◆ **Material provided**
★ ★ ★ ★ ★ ★ ★

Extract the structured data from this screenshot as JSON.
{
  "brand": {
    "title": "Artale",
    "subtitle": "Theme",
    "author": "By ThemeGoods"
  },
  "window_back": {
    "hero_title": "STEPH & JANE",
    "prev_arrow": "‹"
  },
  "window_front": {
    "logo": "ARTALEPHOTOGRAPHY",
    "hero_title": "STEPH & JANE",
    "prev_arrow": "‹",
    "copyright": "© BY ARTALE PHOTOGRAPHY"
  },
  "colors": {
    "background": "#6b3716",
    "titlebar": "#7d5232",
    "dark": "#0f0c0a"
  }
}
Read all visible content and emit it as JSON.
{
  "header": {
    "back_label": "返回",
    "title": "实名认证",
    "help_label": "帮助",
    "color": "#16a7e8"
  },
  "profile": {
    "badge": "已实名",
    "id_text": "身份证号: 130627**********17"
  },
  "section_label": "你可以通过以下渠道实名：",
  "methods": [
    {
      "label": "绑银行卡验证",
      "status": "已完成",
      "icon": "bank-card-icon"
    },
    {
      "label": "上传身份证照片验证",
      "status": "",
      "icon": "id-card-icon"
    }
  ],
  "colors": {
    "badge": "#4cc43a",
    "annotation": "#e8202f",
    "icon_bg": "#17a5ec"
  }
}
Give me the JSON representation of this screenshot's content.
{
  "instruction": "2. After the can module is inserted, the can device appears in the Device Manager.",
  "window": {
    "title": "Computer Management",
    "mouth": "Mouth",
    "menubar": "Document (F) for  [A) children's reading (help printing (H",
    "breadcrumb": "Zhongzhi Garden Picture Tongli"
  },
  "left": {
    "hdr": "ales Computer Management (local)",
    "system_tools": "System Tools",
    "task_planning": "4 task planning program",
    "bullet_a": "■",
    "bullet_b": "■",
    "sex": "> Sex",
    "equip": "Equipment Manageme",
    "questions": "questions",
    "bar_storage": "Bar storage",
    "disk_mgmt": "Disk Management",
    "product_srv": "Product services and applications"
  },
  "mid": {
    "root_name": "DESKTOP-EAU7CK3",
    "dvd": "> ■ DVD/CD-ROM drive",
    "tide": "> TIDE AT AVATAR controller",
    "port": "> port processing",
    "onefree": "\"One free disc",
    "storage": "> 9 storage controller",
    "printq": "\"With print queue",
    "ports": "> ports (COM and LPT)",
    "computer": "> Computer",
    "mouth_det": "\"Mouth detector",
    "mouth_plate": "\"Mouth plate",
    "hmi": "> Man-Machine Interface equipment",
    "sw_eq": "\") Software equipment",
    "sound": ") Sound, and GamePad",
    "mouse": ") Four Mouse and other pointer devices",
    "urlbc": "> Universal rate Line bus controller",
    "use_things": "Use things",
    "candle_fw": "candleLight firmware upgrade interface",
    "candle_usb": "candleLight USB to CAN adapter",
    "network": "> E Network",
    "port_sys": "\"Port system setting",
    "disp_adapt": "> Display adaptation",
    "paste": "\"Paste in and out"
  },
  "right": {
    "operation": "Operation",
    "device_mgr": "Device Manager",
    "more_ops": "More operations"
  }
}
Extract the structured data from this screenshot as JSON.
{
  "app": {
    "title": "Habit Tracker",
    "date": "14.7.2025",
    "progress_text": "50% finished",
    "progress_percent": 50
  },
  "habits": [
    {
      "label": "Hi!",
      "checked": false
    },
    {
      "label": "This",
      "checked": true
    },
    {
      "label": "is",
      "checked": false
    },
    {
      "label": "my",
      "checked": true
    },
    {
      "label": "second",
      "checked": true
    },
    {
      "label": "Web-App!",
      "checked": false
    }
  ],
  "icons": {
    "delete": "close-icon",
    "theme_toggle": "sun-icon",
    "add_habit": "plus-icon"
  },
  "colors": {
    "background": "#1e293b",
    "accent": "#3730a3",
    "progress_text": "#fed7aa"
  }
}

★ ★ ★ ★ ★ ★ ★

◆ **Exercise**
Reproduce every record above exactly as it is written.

◆ **Exercise solution**
Extract the structured data from this screenshot as JSON.
{
  "brand": {
    "title": "Artale",
    "subtitle": "Theme",
    "author": "By ThemeGoods"
  },
  "window_back": {
    "hero_title": "STEPH & JANE",
    "prev_arrow": "‹"
  },
  "window_front": {
    "logo": "ARTALEPHOTOGRAPHY",
    "hero_title": "STEPH & JANE",
    "prev_arrow": "‹",
    "copyright": "© BY ARTALE PHOTOGRAPHY"
  },
  "colors": {
    "background": "#6b3716",
    "titlebar": "#7d5232",
    "dark": "#0f0c0a"
  }
}
Read all visible content and emit it as JSON.
{
  "header": {
    "back_label": "返回",
    "title": "实名认证",
    "help_label": "帮助",
    "color": "#16a7e8"
  },
  "profile": {
    "badge": "已实名",
    "id_text": "身份证号: 130627**********17"
  },
  "section_label": "你可以通过以下渠道实名：",
  "methods": [
    {
      "label": "绑银行卡验证",
      "status": "已完成",
      "icon": "bank-card-icon"
    },
    {
      "label": "上传身份证照片验证",
      "status": "",
      "icon": "id-card-icon"
    }
  ],
  "colors": {
    "badge": "#4cc43a",
    "annotation": "#e8202f",
    "icon_bg": "#17a5ec"
  }
}
Give me the JSON representation of this screenshot's content.
{
  "instruction": "2. After the can module is inserted, the can device appears in the Device Manager.",
  "window": {
    "title": "Computer Management",
    "mouth": "Mouth",
    "menubar": "Document (F) for  [A) children's reading (help printing (H",
    "breadcrumb": "Zhongzhi Garden Picture Tongli"
  },
  "left": {
    "hdr": "ales Computer Management (local)",
    "system_tools": "System Tools",
    "task_planning": "4 task planning program",
    "bullet_a": "■",
    "bullet_b": "■",
    "sex": "> Sex",
    "equip": "Equipment Manageme",
    "questions": "questions",
    "bar_storage": "Bar storage",
    "disk_mgmt": "Disk Management",
    "product_srv": "Product services and applications"
  },
  "mid": {
    "root_name": "DESKTOP-EAU7CK3",
    "dvd": "> ■ DVD/CD-ROM drive",
    "tide": "> TIDE AT AVATAR controller",
    "port": "> port processing",
    "onefree": "\"One free disc",
    "storage": "> 9 storage controller",
    "printq": "\"With print queue",
    "ports": "> ports (COM and LPT)",
    "computer": "> Computer",
    "mouth_det": "\"Mouth detector",
    "mouth_plate": "\"Mouth plate",
    "hmi": "> Man-Machine Interface equipment",
    "sw_eq": "\") Software equipment",
    "sound": ") Sound, and GamePad",
    "mouse": ") Four Mouse and other pointer devices",
    "urlbc": "> Universal rate Line bus controller",
    "use_things": "Use things",
    "candle_fw": "candleLight firmware upgrade interface",
    "candle_usb": "candleLight USB to CAN adapter",
    "network": "> E Network",
    "port_sys": "\"Port system setting",
    "disp_adapt": "> Display adaptation",
    "paste": "\"Paste in and out"
  },
  "right": {
    "operation": "Operation",
    "device_mgr": "Device Manager",
    "more_ops": "More operations"
  }
}
Extract the structured data from this screenshot as JSON.
{
  "app": {
    "title": "Habit Tracker",
    "date": "14.7.2025",
    "progress_text": "50% finished",
    "progress_percent": 50
  },
  "habits": [
    {
      "label": "Hi!",
      "checked": false
    },
    {
      "label": "This",
      "checked": true
    },
    {
      "label": "is",
      "checked": false
    },
    {
      "label": "my",
      "checked": true
    },
    {
      "label": "second",
      "checked": true
    },
    {
      "label": "Web-App!",
      "checked": false
    }
  ],
  "icons": {
    "delete": "close-icon",
    "theme_toggle": "sun-icon",
    "add_habit": "plus-icon"
  },
  "colors": {
    "background": "#1e293b",
    "accent": "#3730a3",
    "progress_text": "#fed7aa"
  }
}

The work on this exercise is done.